▸ Data supplied
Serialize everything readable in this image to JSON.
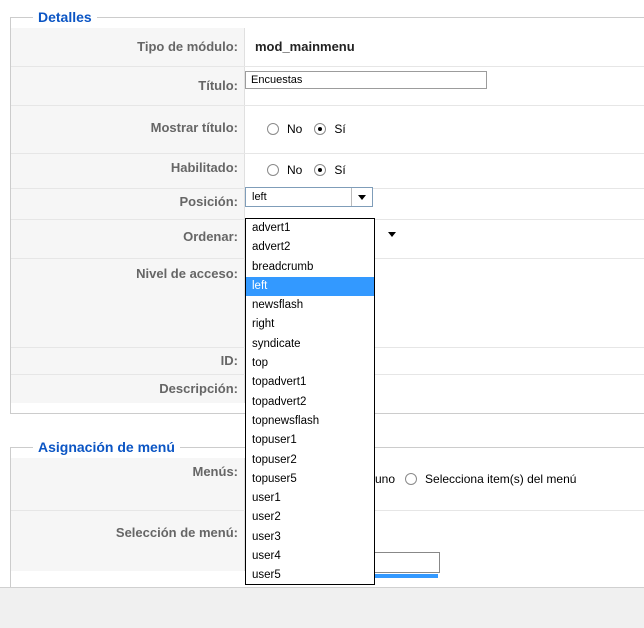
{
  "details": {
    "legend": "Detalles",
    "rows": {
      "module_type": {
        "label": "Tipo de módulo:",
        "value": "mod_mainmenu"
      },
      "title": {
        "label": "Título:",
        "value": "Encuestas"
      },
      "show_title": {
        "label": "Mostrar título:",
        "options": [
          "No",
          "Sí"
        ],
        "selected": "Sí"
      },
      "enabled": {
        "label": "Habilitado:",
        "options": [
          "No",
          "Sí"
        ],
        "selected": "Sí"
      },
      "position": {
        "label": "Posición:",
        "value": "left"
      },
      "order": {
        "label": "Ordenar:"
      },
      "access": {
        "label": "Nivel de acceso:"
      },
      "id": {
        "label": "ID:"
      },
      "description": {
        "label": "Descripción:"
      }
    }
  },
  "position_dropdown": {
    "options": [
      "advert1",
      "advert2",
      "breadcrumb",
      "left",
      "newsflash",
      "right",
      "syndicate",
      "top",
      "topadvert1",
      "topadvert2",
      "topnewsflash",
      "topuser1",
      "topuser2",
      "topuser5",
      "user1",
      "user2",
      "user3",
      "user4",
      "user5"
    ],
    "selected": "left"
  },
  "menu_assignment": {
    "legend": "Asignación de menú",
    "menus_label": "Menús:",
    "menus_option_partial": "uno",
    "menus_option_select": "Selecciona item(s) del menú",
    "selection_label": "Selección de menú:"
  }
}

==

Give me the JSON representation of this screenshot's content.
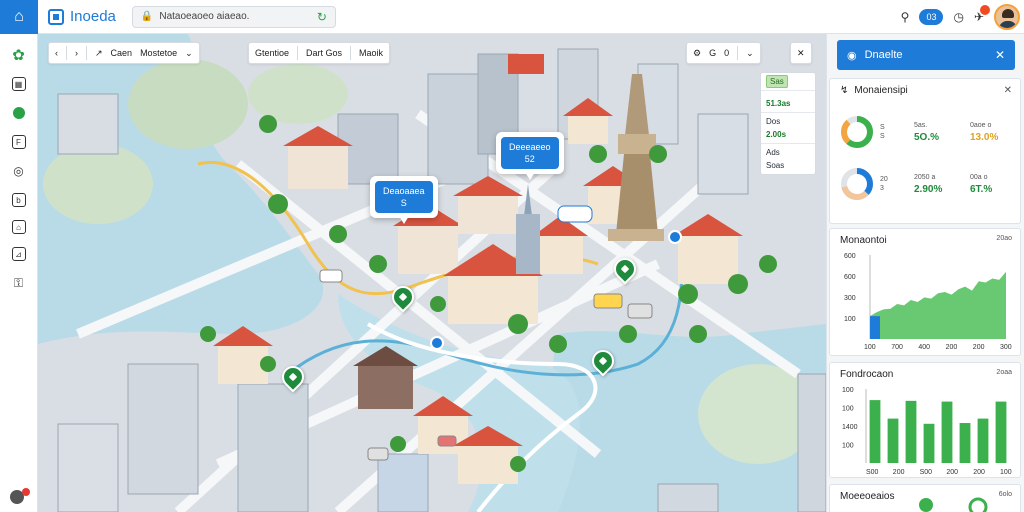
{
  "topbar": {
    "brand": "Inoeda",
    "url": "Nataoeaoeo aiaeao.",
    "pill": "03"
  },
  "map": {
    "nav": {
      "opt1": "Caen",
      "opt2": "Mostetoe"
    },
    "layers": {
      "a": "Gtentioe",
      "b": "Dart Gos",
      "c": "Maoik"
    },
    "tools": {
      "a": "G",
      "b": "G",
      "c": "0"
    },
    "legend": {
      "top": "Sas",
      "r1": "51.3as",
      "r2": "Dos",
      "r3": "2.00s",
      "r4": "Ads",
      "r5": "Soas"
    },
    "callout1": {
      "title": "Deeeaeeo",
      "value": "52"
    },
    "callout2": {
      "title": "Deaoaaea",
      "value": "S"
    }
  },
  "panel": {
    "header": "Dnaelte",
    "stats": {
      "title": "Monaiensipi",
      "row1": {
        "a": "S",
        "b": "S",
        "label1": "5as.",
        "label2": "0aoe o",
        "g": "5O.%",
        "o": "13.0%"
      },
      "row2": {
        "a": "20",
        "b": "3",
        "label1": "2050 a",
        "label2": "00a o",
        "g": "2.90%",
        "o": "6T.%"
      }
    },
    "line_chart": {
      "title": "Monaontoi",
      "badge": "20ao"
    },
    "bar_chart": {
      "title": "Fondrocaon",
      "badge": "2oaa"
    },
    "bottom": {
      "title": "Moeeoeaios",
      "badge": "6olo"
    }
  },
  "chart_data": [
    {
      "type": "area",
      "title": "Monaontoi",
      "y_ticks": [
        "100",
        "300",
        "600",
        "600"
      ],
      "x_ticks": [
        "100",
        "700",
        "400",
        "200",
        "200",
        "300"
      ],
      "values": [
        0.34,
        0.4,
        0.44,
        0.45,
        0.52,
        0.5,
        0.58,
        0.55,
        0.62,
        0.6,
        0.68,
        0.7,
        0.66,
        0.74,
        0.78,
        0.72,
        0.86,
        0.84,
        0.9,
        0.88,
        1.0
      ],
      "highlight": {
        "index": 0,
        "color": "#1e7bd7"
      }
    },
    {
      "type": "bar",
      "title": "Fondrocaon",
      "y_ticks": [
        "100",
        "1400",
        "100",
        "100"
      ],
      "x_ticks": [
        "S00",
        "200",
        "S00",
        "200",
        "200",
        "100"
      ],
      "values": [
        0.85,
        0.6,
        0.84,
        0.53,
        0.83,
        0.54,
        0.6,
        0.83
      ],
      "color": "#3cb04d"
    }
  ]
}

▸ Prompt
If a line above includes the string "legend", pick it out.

▸ Written response
    "legend": "Detalles",
    "legend": "Asignación de menú",
    "legend": {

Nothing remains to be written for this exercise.